▶ **Work order**
Report every line of the entries that contains the word "Graphics".

(Dataset rows for apps and sites)
BEGIN
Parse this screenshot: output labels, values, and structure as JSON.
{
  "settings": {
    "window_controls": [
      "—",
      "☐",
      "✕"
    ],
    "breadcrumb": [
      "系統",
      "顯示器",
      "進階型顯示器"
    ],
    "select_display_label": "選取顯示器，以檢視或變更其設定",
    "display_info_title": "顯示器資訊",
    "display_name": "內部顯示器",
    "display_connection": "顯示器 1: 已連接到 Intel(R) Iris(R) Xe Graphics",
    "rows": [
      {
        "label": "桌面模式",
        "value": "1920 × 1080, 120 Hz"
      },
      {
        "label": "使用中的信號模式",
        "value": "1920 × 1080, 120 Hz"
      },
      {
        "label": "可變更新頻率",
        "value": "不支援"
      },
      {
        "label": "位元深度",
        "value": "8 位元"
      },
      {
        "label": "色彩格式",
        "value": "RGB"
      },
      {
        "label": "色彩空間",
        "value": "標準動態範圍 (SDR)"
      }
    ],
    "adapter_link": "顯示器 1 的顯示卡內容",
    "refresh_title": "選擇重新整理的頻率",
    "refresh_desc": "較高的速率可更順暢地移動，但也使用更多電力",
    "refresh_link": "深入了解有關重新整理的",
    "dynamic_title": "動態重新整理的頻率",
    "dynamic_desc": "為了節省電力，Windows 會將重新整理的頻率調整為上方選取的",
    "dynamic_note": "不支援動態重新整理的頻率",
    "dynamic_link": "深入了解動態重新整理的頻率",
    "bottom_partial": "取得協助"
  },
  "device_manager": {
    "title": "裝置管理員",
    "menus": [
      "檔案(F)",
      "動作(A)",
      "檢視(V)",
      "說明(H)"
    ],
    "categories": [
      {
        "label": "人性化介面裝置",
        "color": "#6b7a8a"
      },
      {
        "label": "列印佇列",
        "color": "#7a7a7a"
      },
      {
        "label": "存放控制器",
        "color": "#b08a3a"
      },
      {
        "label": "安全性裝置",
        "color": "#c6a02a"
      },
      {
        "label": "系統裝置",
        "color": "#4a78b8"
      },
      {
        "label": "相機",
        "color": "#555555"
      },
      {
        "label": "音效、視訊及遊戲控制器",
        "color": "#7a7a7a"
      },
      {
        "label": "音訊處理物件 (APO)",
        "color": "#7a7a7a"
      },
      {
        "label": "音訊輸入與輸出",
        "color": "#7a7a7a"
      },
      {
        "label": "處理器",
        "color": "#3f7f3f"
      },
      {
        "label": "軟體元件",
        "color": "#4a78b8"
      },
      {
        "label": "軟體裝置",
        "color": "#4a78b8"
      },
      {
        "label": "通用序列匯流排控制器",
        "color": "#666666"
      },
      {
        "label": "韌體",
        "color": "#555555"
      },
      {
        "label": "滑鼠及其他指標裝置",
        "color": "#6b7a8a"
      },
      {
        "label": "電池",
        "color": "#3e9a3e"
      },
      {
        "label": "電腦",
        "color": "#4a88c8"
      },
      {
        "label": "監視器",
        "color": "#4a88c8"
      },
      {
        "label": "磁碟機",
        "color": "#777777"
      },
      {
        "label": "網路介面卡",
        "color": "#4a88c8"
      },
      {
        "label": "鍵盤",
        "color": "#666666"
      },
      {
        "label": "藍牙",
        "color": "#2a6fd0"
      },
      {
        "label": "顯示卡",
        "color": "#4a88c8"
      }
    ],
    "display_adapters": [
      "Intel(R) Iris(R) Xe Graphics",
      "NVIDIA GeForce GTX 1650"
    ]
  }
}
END
▶ **Solution to this problem**
    "display_connection": "顯示器 1: 已連接到 Intel(R) Iris(R) Xe Graphics",
      "Intel(R) Iris(R) Xe Graphics",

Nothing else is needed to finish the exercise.